To give you a better idea of how much space 25 pounds of beef takes up, here are some (sometimes blurry) pictures of my freezer before:
I can’t wait to try it!
Posted in Beef
Tagged beef, bulk, freezer
I’ve been talking about buying 25-50 pounds of beef for a while and am finally getting ready to take the plunge.
Here’s how I figured out where I wanted to buy my beef from. I used Eat Wild as a kind of phone book for grass-fed meat products in Wisconsin. I found a few farms that offered grass-fed beef in my area and had beef available, then looked at their pricing and what kind of meat I would be getting to make my final decision. I decided on getting 25 pounds of beef from Paine Family Farm near Columbus, WI, which is about 30 miles from my house. I liked their pricing, packages, and that they would deliver to my house. They seem committed to the business of grass-fed beef and even post pictures of their calves.
Gavin and my friends had a few questions that I’ll try to answer:
- How much space does 50 pounds of beef take up? Paine Family Farms told me it would fit in four large grocery bags and that it would fill a standard freezer with nothing else in it. That’s why I decided to go with 25 pounds–I am planning on having a lot of other stuff in my freezer very soon.
- Isn’t that really expensive?
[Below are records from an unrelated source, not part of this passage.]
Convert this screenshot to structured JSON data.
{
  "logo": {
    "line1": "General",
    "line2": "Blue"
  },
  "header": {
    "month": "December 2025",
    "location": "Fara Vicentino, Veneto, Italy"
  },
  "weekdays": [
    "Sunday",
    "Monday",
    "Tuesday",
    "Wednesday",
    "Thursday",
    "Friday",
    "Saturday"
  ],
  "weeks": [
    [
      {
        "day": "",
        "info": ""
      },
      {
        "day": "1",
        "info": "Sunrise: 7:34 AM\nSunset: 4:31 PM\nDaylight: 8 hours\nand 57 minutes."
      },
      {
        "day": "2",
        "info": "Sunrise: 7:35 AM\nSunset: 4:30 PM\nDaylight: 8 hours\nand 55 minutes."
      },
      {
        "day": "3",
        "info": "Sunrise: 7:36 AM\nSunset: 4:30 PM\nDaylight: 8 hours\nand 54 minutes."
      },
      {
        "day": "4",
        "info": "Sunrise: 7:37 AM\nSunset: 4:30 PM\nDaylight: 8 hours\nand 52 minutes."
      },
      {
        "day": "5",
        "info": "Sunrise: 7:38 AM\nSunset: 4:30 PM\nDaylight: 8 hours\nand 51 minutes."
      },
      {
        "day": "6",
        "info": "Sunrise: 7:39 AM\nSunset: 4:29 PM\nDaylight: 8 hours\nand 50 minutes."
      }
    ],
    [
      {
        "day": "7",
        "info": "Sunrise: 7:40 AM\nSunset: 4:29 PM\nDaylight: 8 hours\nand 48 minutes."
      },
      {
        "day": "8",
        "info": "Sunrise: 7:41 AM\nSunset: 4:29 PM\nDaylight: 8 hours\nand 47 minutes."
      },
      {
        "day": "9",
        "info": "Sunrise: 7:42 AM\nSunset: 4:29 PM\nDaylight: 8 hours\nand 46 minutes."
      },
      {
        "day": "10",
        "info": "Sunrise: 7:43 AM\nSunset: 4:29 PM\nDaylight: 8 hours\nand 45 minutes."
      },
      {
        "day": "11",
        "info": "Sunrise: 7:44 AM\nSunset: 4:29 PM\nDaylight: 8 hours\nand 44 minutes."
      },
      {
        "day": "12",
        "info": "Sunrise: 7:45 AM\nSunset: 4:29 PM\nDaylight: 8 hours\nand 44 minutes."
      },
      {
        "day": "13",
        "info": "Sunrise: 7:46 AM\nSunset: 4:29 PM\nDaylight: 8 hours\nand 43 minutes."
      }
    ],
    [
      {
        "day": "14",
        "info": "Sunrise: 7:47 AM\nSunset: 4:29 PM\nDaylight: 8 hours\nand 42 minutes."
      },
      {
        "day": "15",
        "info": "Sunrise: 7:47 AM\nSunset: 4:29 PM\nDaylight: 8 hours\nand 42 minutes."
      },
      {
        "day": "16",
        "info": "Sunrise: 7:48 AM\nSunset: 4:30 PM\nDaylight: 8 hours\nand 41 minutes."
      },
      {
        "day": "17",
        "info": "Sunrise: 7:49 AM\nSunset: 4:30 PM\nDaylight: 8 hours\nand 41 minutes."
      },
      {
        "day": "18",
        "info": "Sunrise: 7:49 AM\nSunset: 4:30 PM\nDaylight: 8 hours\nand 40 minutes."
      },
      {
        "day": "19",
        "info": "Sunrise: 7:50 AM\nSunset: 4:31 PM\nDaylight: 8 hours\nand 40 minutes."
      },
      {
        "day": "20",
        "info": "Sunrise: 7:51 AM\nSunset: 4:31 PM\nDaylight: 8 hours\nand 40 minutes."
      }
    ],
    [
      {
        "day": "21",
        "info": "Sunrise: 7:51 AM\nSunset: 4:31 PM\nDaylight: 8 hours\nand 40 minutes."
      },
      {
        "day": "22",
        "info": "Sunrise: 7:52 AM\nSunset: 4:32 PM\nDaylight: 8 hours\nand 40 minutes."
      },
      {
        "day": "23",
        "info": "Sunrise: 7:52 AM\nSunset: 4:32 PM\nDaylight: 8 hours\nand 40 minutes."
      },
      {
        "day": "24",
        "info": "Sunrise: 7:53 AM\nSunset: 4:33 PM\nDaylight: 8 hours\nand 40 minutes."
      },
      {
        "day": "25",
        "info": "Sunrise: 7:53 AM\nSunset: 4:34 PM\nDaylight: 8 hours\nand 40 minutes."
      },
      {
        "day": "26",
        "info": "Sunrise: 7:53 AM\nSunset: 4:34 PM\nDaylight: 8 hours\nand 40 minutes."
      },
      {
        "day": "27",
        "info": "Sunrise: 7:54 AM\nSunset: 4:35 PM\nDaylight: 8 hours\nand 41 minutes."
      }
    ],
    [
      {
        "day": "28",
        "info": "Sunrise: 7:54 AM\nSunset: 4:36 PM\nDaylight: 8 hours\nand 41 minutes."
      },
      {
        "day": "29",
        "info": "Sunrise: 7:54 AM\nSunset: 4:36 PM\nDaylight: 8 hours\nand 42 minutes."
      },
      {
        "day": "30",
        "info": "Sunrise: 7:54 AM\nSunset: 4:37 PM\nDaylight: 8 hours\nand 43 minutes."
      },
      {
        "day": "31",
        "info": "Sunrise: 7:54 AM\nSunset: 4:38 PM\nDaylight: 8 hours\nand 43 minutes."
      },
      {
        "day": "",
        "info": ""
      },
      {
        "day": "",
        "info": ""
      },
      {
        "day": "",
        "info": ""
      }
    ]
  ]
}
Actually, buying grass-fed beef in bulk is pretty affordable. My farm sells it for about $4.80 a pound when you buy 50 pounds at a time or $5 when you buy 25 pounds at a time. If you compare it to the cost of commercial ground beef, it’s not too far off–except you are paying that price per pound for ground beef, roasts, and steaks. You can also buy organ meats for around $3 a pound. Plus the beef is great quality!
- How long does beef keep in the freezer? Looking at different University extension programs gives different answers, in the same ballpark. Kansas State University says that roasts and steaks will last 6-12 months and ground beef will last 3-4 months. Purdue University says ground beef, roasts, and steaks will all last 6 months. Again, this helped me decide to only get 25 pounds.
- Are you going to get stuck with terrible cuts? You should get an idea of the cuts you’ll be getting when you buy your beef. They’re not all things I would buy by themselves, but I look it at like a CSA box–you are getting pushed out of your comfort zone. This has the added benefit of teaching you new things, expanding your cooking skills, and knowing you are using more of the animal.
Posted in Beef